Without including any pictures, write out the data below exactly.

__Web page and app entries__:
=== Begin Enclosure ===

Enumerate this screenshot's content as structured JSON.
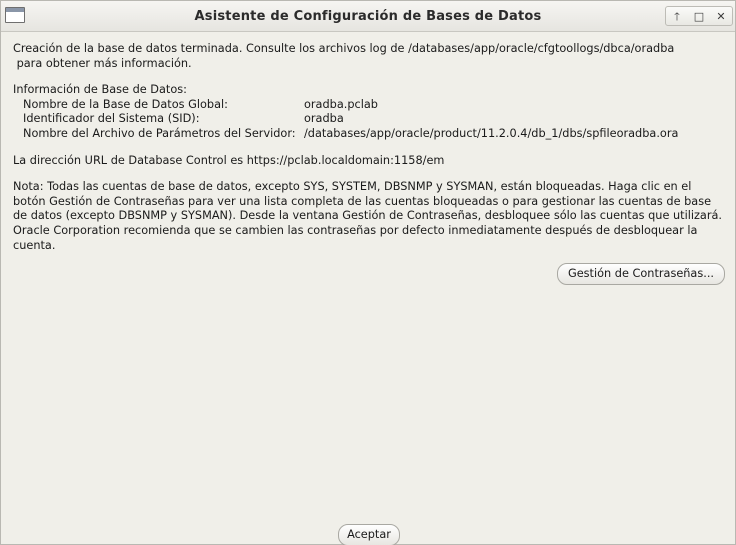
{
  "window": {
    "title": "Asistente de Configuración de Bases de Datos",
    "controls": {
      "minimize": "🡑",
      "maximize": "□",
      "close": "✕"
    }
  },
  "content": {
    "completion_line1": "Creación de la base de datos terminada. Consulte los archivos log de /databases/app/oracle/cfgtoollogs/dbca/oradba",
    "completion_line2": " para obtener más información.",
    "db_info_heading": "Información de Base de Datos:",
    "db_info": [
      {
        "label": "Nombre de la Base de Datos Global:",
        "value": "oradba.pclab"
      },
      {
        "label": "Identificador del Sistema (SID):",
        "value": "oradba"
      },
      {
        "label": "Nombre del Archivo de Parámetros del Servidor:",
        "value": "/databases/app/oracle/product/11.2.0.4/db_1/dbs/spfileoradba.ora"
      }
    ],
    "url_line": "La dirección URL de Database Control es https://pclab.localdomain:1158/em",
    "note": "Nota: Todas las cuentas de base de datos, excepto SYS, SYSTEM, DBSNMP y SYSMAN, están bloqueadas. Haga clic en el botón Gestión de Contraseñas para ver una lista completa de las cuentas bloqueadas o para gestionar las cuentas de base de datos (excepto DBSNMP y SYSMAN). Desde la ventana Gestión de Contraseñas, desbloquee sólo las cuentas que utilizará. Oracle Corporation recomienda que se cambien las contraseñas por defecto inmediatamente después de desbloquear la cuenta."
  },
  "buttons": {
    "password_management": "Gestión de Contraseñas...",
    "accept": "Aceptar"
  }
}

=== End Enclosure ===

__TASK SOLUTION__:
Enumerate this screenshot's content as structured JSON.
{
  "window": {
    "title": "Asistente de Configuración de Bases de Datos",
    "controls": {
      "minimize": "🡑",
      "maximize": "□",
      "close": "✕"
    }
  },
  "content": {
    "completion_line1": "Creación de la base de datos terminada. Consulte los archivos log de /databases/app/oracle/cfgtoollogs/dbca/oradba",
    "completion_line2": " para obtener más información.",
    "db_info_heading": "Información de Base de Datos:",
    "db_info": [
      {
        "label": "Nombre de la Base de Datos Global:",
        "value": "oradba.pclab"
      },
      {
        "label": "Identificador del Sistema (SID):",
        "value": "oradba"
      },
      {
        "label": "Nombre del Archivo de Parámetros del Servidor:",
        "value": "/databases/app/oracle/product/11.2.0.4/db_1/dbs/spfileoradba.ora"
      }
    ],
    "url_line": "La dirección URL de Database Control es https://pclab.localdomain:1158/em",
    "note": "Nota: Todas las cuentas de base de datos, excepto SYS, SYSTEM, DBSNMP y SYSMAN, están bloqueadas. Haga clic en el botón Gestión de Contraseñas para ver una lista completa de las cuentas bloqueadas o para gestionar las cuentas de base de datos (excepto DBSNMP y SYSMAN). Desde la ventana Gestión de Contraseñas, desbloquee sólo las cuentas que utilizará. Oracle Corporation recomienda que se cambien las contraseñas por defecto inmediatamente después de desbloquear la cuenta."
  },
  "buttons": {
    "password_management": "Gestión de Contraseñas...",
    "accept": "Aceptar"
  }
}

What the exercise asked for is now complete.